***** SUPPLIED ENTRIES *****

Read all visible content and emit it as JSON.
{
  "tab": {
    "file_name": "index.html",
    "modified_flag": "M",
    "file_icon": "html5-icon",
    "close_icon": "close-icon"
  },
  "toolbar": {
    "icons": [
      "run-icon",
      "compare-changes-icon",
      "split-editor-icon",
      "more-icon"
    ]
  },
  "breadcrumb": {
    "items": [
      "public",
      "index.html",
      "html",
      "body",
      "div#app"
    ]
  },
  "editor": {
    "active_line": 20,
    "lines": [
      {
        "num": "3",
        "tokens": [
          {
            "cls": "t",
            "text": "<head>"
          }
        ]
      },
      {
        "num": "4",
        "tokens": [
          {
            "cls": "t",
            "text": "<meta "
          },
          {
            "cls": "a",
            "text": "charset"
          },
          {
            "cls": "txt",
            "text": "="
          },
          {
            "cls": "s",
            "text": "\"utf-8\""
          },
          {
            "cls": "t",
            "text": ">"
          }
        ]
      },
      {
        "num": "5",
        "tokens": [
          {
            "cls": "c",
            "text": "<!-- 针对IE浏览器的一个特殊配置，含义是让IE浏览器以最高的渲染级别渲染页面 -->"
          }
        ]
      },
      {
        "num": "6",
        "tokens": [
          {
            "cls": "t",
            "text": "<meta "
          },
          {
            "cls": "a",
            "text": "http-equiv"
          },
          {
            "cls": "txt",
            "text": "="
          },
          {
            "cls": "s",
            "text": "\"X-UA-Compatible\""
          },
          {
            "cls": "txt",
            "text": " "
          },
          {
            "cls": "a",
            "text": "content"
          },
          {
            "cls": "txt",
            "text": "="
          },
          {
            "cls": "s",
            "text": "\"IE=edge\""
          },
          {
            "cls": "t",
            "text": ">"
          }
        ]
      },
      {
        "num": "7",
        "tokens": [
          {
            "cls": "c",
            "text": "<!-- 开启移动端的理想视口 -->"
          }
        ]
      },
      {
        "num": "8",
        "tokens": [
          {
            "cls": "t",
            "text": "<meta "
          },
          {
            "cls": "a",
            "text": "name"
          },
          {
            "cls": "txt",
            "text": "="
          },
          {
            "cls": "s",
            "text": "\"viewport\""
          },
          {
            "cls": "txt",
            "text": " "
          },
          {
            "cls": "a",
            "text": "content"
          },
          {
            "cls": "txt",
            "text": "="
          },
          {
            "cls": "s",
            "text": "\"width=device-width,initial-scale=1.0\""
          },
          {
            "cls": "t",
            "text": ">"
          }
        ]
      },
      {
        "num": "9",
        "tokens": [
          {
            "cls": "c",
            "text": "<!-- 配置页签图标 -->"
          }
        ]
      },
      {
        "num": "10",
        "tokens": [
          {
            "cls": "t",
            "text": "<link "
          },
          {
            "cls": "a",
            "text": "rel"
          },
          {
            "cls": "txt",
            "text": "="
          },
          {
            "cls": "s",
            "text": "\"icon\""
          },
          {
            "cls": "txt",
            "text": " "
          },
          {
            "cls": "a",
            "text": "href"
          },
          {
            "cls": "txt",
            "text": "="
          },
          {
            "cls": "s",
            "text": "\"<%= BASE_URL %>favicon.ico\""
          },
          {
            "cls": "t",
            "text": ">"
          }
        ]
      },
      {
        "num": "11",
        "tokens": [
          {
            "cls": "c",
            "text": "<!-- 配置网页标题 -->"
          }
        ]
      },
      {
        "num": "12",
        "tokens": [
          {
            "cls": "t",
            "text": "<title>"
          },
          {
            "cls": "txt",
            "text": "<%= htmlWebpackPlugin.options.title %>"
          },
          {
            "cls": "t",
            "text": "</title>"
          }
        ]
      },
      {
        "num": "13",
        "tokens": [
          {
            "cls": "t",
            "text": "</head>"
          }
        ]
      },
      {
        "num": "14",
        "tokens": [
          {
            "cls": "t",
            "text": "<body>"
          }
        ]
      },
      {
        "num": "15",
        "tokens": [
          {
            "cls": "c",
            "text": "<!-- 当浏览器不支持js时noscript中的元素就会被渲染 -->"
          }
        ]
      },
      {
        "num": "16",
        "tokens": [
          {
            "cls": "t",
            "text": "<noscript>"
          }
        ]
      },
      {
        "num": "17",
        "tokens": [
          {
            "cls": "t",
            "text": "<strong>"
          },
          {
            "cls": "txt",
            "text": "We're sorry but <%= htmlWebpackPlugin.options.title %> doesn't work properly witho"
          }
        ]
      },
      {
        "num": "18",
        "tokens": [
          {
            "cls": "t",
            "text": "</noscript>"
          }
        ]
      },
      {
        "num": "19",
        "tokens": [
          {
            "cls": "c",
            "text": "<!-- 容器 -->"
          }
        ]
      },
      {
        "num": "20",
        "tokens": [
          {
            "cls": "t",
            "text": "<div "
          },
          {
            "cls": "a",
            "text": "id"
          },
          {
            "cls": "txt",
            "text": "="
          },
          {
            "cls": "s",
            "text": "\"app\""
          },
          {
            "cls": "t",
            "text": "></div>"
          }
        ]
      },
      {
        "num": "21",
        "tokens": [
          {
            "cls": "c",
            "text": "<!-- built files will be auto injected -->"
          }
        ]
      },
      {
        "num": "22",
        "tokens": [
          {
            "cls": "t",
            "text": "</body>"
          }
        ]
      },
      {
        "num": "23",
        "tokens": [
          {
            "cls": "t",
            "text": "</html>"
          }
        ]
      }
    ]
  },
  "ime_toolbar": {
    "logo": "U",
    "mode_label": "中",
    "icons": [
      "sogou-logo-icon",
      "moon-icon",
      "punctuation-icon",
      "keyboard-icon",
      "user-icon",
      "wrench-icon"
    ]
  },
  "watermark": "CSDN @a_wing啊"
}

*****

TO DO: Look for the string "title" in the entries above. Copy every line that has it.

RESULT FOR THIS EXERCISE:
            "text": "<title>"
            "text": "<%= htmlWebpackPlugin.options.title %>"
            "text": "</title>"
            "text": "We're sorry but <%= htmlWebpackPlugin.options.title %> doesn't work properly witho"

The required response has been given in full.